[Data items]
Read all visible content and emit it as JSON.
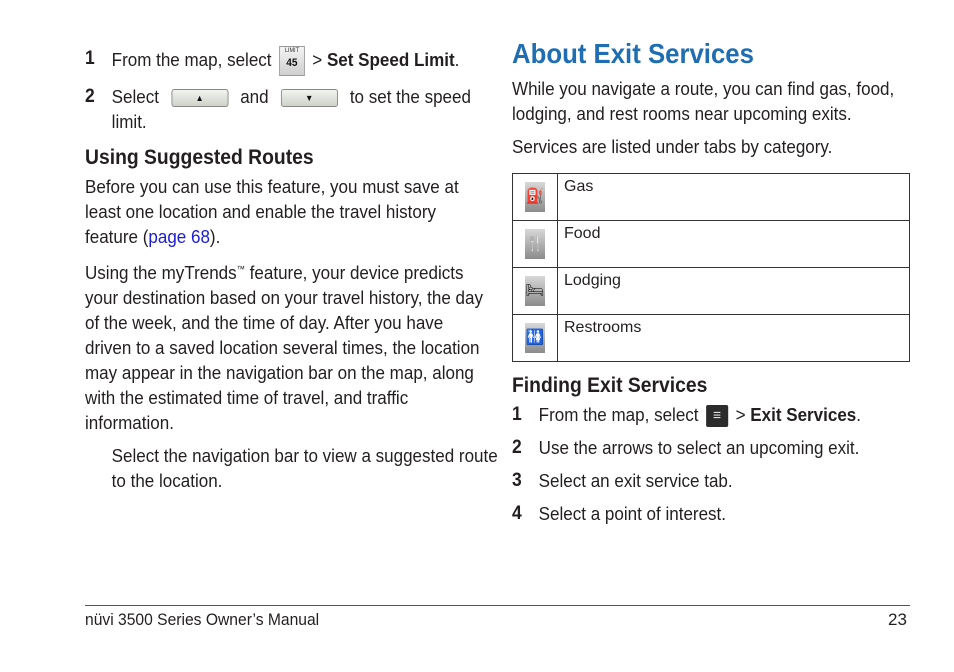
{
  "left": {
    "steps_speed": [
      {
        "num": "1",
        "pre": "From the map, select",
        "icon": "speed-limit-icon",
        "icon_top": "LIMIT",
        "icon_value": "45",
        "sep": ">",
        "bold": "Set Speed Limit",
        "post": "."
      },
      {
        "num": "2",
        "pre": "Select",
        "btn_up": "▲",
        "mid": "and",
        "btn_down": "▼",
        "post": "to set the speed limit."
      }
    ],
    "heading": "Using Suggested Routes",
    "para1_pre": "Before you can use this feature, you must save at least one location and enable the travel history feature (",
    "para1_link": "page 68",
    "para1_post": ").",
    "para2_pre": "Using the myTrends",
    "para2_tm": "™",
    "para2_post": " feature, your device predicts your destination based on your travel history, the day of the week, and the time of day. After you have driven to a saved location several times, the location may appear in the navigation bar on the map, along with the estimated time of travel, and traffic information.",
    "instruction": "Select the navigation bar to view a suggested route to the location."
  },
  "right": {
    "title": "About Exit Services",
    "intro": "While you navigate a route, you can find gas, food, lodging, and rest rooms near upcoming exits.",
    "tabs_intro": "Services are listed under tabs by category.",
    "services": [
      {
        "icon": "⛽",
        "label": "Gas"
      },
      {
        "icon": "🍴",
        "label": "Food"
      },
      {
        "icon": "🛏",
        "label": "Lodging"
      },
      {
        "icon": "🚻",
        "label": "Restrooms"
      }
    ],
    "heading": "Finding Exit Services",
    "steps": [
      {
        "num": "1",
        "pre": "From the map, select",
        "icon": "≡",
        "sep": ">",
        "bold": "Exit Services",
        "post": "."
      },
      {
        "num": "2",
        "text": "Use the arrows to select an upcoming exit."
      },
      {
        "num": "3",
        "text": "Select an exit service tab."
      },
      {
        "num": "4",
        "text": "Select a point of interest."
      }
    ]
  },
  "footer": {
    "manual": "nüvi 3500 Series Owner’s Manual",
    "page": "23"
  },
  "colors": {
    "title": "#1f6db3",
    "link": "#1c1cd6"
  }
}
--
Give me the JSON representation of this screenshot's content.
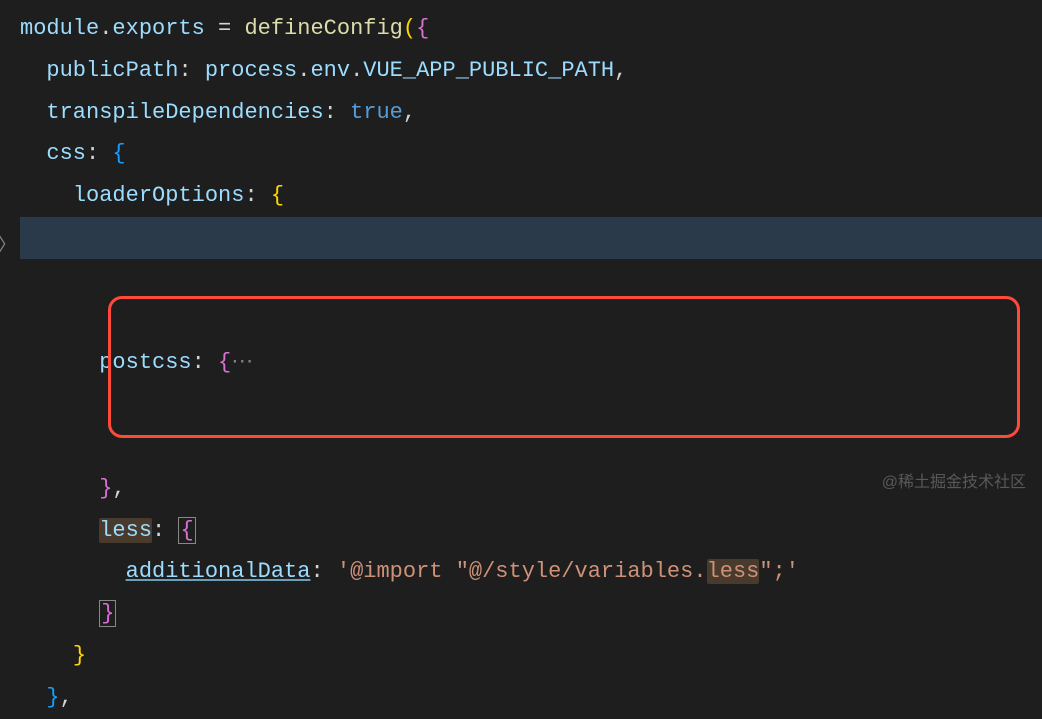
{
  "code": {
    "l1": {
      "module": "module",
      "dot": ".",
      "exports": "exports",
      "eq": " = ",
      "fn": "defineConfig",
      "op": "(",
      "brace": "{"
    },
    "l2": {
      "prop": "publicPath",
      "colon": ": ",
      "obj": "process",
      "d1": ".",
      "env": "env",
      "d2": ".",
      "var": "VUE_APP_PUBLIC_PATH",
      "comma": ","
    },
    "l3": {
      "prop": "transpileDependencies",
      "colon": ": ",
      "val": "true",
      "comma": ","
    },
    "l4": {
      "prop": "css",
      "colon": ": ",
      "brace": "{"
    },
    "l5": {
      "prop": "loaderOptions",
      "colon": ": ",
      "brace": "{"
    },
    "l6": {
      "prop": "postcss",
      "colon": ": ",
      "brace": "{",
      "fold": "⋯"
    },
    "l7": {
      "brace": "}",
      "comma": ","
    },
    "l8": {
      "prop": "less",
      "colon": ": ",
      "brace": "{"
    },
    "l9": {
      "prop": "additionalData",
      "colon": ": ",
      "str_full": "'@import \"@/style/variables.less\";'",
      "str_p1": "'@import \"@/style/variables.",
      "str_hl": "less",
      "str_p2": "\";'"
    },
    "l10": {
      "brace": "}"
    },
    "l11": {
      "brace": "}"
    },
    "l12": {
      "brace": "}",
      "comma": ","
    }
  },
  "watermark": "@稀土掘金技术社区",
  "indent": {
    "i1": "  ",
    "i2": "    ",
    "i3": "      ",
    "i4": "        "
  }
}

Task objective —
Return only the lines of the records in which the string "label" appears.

Response area —
        "label": "Gas"
        "label": "Food"
        "label": "Lodging"
        "label": "Restrooms"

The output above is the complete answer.